DATA FOR REVIEW below:

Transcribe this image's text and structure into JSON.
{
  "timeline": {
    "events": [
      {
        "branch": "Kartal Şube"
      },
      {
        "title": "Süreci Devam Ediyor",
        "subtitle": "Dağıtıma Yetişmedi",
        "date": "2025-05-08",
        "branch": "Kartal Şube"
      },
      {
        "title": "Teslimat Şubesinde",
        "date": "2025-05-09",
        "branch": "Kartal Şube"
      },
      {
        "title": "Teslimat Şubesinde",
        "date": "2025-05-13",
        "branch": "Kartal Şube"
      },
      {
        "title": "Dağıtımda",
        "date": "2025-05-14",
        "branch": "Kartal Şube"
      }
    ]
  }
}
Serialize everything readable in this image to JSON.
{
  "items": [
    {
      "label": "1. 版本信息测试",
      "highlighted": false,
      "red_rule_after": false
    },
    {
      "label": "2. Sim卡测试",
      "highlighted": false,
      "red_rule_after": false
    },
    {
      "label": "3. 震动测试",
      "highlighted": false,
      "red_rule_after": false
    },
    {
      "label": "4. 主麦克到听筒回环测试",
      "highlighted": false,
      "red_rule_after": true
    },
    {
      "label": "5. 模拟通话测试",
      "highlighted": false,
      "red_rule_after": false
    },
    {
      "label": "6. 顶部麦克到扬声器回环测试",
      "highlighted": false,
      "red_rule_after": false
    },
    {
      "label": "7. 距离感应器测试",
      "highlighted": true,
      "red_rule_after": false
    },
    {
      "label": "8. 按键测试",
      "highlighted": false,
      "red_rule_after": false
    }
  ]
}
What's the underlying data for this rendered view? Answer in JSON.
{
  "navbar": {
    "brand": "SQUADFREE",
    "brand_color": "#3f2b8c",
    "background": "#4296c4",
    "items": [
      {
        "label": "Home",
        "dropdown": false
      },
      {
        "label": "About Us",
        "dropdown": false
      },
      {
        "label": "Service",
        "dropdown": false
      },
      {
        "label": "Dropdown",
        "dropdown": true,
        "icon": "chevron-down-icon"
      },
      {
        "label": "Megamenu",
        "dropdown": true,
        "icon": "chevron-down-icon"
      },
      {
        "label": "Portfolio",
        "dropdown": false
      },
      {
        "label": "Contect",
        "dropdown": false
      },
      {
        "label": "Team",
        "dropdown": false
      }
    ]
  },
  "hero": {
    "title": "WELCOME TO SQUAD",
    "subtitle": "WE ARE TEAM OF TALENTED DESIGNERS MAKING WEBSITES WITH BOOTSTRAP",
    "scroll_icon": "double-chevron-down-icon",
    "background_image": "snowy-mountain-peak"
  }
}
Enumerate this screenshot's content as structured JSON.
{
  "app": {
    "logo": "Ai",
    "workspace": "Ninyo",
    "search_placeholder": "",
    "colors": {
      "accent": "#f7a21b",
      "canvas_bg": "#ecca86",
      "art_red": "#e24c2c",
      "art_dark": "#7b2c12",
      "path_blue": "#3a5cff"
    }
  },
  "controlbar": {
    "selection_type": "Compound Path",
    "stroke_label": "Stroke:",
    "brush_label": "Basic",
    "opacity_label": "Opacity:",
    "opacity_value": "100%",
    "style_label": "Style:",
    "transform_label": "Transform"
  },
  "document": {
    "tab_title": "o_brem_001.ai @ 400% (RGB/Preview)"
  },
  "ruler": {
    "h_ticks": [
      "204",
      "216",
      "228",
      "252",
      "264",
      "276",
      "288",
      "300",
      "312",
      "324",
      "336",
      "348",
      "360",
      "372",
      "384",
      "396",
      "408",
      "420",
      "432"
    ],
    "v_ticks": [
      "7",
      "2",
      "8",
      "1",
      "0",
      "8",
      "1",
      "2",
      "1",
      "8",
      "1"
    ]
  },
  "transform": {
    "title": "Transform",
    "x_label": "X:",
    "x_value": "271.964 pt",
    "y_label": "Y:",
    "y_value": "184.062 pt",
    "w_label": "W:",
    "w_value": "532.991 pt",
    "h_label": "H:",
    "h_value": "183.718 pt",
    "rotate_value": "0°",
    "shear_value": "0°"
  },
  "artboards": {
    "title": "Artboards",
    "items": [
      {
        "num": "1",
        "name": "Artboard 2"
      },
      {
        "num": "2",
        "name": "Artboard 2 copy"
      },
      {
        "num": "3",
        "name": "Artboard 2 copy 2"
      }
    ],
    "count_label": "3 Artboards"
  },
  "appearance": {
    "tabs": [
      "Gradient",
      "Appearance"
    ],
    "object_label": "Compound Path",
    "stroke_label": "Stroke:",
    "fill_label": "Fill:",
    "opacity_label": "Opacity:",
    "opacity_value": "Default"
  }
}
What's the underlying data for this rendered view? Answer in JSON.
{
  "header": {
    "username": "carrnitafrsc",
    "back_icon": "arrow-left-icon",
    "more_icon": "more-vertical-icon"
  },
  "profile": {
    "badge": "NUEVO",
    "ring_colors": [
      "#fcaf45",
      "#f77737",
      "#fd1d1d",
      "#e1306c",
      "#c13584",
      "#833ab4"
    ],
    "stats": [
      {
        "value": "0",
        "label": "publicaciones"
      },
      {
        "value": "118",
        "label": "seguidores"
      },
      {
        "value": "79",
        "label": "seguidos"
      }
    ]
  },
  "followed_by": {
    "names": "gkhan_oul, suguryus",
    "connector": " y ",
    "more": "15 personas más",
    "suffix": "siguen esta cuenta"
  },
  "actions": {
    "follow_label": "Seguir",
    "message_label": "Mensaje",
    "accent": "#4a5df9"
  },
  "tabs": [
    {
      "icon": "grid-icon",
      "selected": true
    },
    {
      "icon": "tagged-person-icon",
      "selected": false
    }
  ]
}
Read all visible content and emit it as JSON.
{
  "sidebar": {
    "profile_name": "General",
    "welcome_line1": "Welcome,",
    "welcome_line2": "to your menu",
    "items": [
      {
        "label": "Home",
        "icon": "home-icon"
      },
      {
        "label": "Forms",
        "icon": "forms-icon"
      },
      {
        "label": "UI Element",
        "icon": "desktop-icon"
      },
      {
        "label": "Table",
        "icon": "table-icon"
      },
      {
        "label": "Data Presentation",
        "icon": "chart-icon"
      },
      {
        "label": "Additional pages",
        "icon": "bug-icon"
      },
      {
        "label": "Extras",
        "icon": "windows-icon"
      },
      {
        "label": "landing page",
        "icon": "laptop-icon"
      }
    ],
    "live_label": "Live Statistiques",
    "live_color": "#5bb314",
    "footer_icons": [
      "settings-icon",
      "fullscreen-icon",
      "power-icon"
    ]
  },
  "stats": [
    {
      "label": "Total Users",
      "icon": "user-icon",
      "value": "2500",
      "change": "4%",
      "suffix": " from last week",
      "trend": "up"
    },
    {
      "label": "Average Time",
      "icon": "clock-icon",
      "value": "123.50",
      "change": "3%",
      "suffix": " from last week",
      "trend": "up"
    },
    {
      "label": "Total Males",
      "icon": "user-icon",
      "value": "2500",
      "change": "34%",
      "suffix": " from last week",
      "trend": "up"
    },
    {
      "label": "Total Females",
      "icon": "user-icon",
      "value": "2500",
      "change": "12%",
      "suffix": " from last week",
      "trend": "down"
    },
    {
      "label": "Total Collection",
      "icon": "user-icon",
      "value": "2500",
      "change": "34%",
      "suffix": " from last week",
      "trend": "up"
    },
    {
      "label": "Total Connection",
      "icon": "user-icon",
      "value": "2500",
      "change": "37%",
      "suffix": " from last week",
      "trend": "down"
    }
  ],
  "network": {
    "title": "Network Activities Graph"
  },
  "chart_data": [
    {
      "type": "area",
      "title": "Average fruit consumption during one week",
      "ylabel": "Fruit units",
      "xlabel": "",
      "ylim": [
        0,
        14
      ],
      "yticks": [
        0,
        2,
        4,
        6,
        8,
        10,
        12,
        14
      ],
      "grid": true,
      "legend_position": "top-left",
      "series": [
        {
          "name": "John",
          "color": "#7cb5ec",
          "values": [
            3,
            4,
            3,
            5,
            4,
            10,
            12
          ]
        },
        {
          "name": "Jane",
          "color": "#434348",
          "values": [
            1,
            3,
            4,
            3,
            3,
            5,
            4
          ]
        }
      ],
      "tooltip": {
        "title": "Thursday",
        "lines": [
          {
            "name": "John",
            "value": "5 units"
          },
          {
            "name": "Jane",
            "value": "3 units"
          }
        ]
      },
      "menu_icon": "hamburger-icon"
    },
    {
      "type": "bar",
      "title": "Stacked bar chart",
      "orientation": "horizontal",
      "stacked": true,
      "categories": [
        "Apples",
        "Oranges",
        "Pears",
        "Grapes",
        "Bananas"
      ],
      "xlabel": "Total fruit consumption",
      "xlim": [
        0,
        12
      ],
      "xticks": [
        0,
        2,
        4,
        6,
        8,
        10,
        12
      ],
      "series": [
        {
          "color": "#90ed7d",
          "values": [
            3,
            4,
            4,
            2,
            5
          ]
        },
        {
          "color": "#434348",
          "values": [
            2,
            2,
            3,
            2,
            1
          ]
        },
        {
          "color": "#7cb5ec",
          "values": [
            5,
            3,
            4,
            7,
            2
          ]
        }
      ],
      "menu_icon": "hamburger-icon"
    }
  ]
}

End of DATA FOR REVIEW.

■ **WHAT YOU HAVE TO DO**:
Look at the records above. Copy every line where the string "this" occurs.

■ **COMPLETED EXERCISE**:
Transcribe this image's text and structure into JSON.
Serialize everything readable in this image to JSON.
What's the underlying data for this rendered view? Answer in JSON.
Enumerate this screenshot's content as structured JSON.
What's the underlying data for this rendered view? Answer in JSON.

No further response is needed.